Your reply is to be the lines below, exactly as written, with images omitted.
[Data shown Boundary: Start]
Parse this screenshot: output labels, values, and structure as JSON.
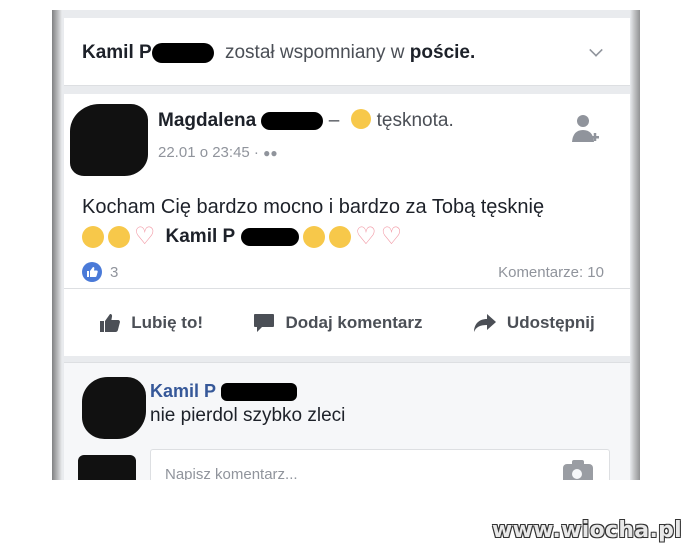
{
  "notice": {
    "name": "Kamil P",
    "action": "został wspomniany w",
    "target": "poście."
  },
  "post": {
    "author": "Magdalena",
    "feeling_sep": "–",
    "feeling": "tęsknota.",
    "timestamp": "22.01 o 23:45 ·",
    "text": "Kocham Cię bardzo mocno i bardzo za Tobą tęsknię",
    "tagged": "Kamil P",
    "likes_count": "3",
    "comments_label": "Komentarze: 10"
  },
  "actions": {
    "like": "Lubię to!",
    "comment": "Dodaj komentarz",
    "share": "Udostępnij"
  },
  "comment": {
    "author": "Kamil P",
    "text": "nie pierdol szybko zleci"
  },
  "comment_input": {
    "placeholder": "Napisz komentarz..."
  },
  "watermark": "www.wiocha.pl",
  "colors": {
    "link": "#365899",
    "like_blue": "#4a7ad8",
    "heart": "#f29aa6",
    "emoji": "#f7c84a"
  }
}
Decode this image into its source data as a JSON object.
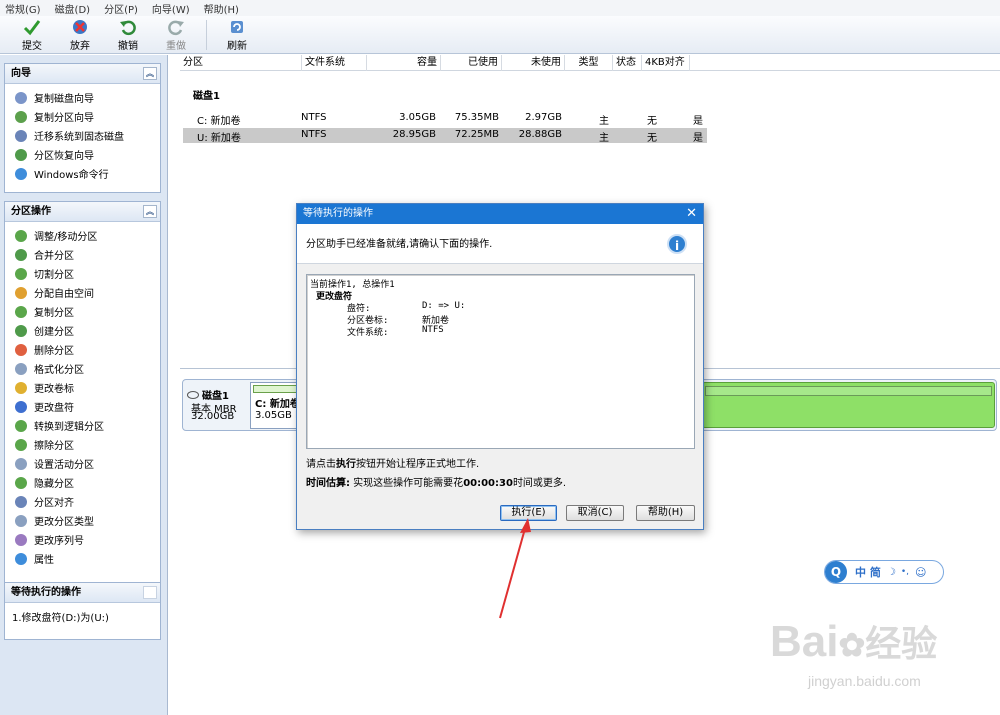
{
  "menu": [
    "常规(G)",
    "磁盘(D)",
    "分区(P)",
    "向导(W)",
    "帮助(H)"
  ],
  "toolbar": {
    "submit": "提交",
    "discard": "放弃",
    "undo": "撤销",
    "redo": "重做",
    "refresh": "刷新"
  },
  "wizard": {
    "title": "向导",
    "items": [
      "复制磁盘向导",
      "复制分区向导",
      "迁移系统到固态磁盘",
      "分区恢复向导",
      "Windows命令行"
    ]
  },
  "partops": {
    "title": "分区操作",
    "items": [
      "调整/移动分区",
      "合并分区",
      "切割分区",
      "分配自由空间",
      "复制分区",
      "创建分区",
      "删除分区",
      "格式化分区",
      "更改卷标",
      "更改盘符",
      "转换到逻辑分区",
      "擦除分区",
      "设置活动分区",
      "隐藏分区",
      "分区对齐",
      "更改分区类型",
      "更改序列号",
      "属性"
    ]
  },
  "pending": {
    "title": "等待执行的操作",
    "items": [
      "1.修改盘符(D:)为(U:)"
    ]
  },
  "table": {
    "headers": [
      "分区",
      "文件系统",
      "容量",
      "已使用",
      "未使用",
      "类型",
      "状态",
      "4KB对齐"
    ],
    "disk": "磁盘1",
    "rows": [
      [
        "C: 新加卷",
        "NTFS",
        "3.05GB",
        "75.35MB",
        "2.97GB",
        "主",
        "无",
        "是"
      ],
      [
        "U: 新加卷",
        "NTFS",
        "28.95GB",
        "72.25MB",
        "28.88GB",
        "主",
        "无",
        "是"
      ]
    ]
  },
  "diskmap": {
    "name": "磁盘1",
    "type": "基本 MBR",
    "size": "32.00GB",
    "part_label": "C: 新加卷",
    "part_size": "3.05GB N"
  },
  "dialog": {
    "title": "等待执行的操作",
    "banner": "分区助手已经准备就绪,请确认下面的操作.",
    "list_header": "当前操作1, 总操作1",
    "op_title": "更改盘符",
    "fields": [
      [
        "盘符:",
        "D: => U:"
      ],
      [
        "分区卷标:",
        "新加卷"
      ],
      [
        "文件系统:",
        "NTFS"
      ]
    ],
    "note_pre": "请点击",
    "note_bold": "执行",
    "note_post": "按钮开始让程序正式地工作.",
    "time_label": "时间估算:",
    "time_text": " 实现这些操作可能需要花",
    "time_value": "00:00:30",
    "time_post": "时间或更多.",
    "execute": "执行(E)",
    "cancel": "取消(C)",
    "help": "帮助(H)"
  },
  "ime": {
    "chars": "中 简"
  },
  "watermark": {
    "brand": "Bai",
    "brand2": "经验",
    "url": "jingyan.baidu.com"
  },
  "colors": {
    "accent": "#1b76d3",
    "partition_green": "#8ee067",
    "arrow": "#e03030"
  }
}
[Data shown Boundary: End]
- **The answer**
Parse this screenshot: output labels, values, and structure as JSON.
{
  "notice": {
    "name": "Kamil P",
    "action": "został wspomniany w",
    "target": "poście."
  },
  "post": {
    "author": "Magdalena",
    "feeling_sep": "–",
    "feeling": "tęsknota.",
    "timestamp": "22.01 o 23:45 ·",
    "text": "Kocham Cię bardzo mocno i bardzo za Tobą tęsknię",
    "tagged": "Kamil P",
    "likes_count": "3",
    "comments_label": "Komentarze: 10"
  },
  "actions": {
    "like": "Lubię to!",
    "comment": "Dodaj komentarz",
    "share": "Udostępnij"
  },
  "comment": {
    "author": "Kamil P",
    "text": "nie pierdol szybko zleci"
  },
  "comment_input": {
    "placeholder": "Napisz komentarz..."
  },
  "watermark": "www.wiocha.pl",
  "colors": {
    "link": "#365899",
    "like_blue": "#4a7ad8",
    "heart": "#f29aa6",
    "emoji": "#f7c84a"
  }
}
Decode this image into its source data as a JSON object.
{
  "menu": [
    "常规(G)",
    "磁盘(D)",
    "分区(P)",
    "向导(W)",
    "帮助(H)"
  ],
  "toolbar": {
    "submit": "提交",
    "discard": "放弃",
    "undo": "撤销",
    "redo": "重做",
    "refresh": "刷新"
  },
  "wizard": {
    "title": "向导",
    "items": [
      "复制磁盘向导",
      "复制分区向导",
      "迁移系统到固态磁盘",
      "分区恢复向导",
      "Windows命令行"
    ]
  },
  "partops": {
    "title": "分区操作",
    "items": [
      "调整/移动分区",
      "合并分区",
      "切割分区",
      "分配自由空间",
      "复制分区",
      "创建分区",
      "删除分区",
      "格式化分区",
      "更改卷标",
      "更改盘符",
      "转换到逻辑分区",
      "擦除分区",
      "设置活动分区",
      "隐藏分区",
      "分区对齐",
      "更改分区类型",
      "更改序列号",
      "属性"
    ]
  },
  "pending": {
    "title": "等待执行的操作",
    "items": [
      "1.修改盘符(D:)为(U:)"
    ]
  },
  "table": {
    "headers": [
      "分区",
      "文件系统",
      "容量",
      "已使用",
      "未使用",
      "类型",
      "状态",
      "4KB对齐"
    ],
    "disk": "磁盘1",
    "rows": [
      [
        "C: 新加卷",
        "NTFS",
        "3.05GB",
        "75.35MB",
        "2.97GB",
        "主",
        "无",
        "是"
      ],
      [
        "U: 新加卷",
        "NTFS",
        "28.95GB",
        "72.25MB",
        "28.88GB",
        "主",
        "无",
        "是"
      ]
    ]
  },
  "diskmap": {
    "name": "磁盘1",
    "type": "基本 MBR",
    "size": "32.00GB",
    "part_label": "C: 新加卷",
    "part_size": "3.05GB N"
  },
  "dialog": {
    "title": "等待执行的操作",
    "banner": "分区助手已经准备就绪,请确认下面的操作.",
    "list_header": "当前操作1, 总操作1",
    "op_title": "更改盘符",
    "fields": [
      [
        "盘符:",
        "D: => U:"
      ],
      [
        "分区卷标:",
        "新加卷"
      ],
      [
        "文件系统:",
        "NTFS"
      ]
    ],
    "note_pre": "请点击",
    "note_bold": "执行",
    "note_post": "按钮开始让程序正式地工作.",
    "time_label": "时间估算:",
    "time_text": " 实现这些操作可能需要花",
    "time_value": "00:00:30",
    "time_post": "时间或更多.",
    "execute": "执行(E)",
    "cancel": "取消(C)",
    "help": "帮助(H)"
  },
  "ime": {
    "chars": "中 简"
  },
  "watermark": {
    "brand": "Bai",
    "brand2": "经验",
    "url": "jingyan.baidu.com"
  },
  "colors": {
    "accent": "#1b76d3",
    "partition_green": "#8ee067",
    "arrow": "#e03030"
  }
}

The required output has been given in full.